Copy every line that holds the string "name" from the data below.

··· EXTRACTED RECORDS

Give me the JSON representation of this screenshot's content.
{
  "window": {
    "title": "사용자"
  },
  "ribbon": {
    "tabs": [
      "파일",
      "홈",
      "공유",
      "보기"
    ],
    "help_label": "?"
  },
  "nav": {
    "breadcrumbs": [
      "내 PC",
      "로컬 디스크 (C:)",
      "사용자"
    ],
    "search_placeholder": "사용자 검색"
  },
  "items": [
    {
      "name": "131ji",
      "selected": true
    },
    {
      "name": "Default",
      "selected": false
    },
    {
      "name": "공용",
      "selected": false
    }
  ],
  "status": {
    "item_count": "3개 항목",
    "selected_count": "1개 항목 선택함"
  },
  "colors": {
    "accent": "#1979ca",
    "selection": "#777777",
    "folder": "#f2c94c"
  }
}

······
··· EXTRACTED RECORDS

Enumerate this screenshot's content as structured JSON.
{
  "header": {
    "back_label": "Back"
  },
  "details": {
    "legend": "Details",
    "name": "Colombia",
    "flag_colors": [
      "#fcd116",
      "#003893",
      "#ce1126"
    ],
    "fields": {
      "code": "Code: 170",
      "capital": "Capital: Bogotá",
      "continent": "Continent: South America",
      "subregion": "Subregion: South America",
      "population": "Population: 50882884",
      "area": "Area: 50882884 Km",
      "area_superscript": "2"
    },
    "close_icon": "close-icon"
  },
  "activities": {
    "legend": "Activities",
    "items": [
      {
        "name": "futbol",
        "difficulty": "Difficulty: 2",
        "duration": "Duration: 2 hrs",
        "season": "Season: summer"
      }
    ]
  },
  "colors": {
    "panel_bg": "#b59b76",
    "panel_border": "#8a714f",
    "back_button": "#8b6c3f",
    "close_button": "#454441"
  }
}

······

● **TASK RESULT**:
      "name": "131ji",
      "name": "Default",
      "name": "공용",
    "name": "Colombia",
        "name": "futbol",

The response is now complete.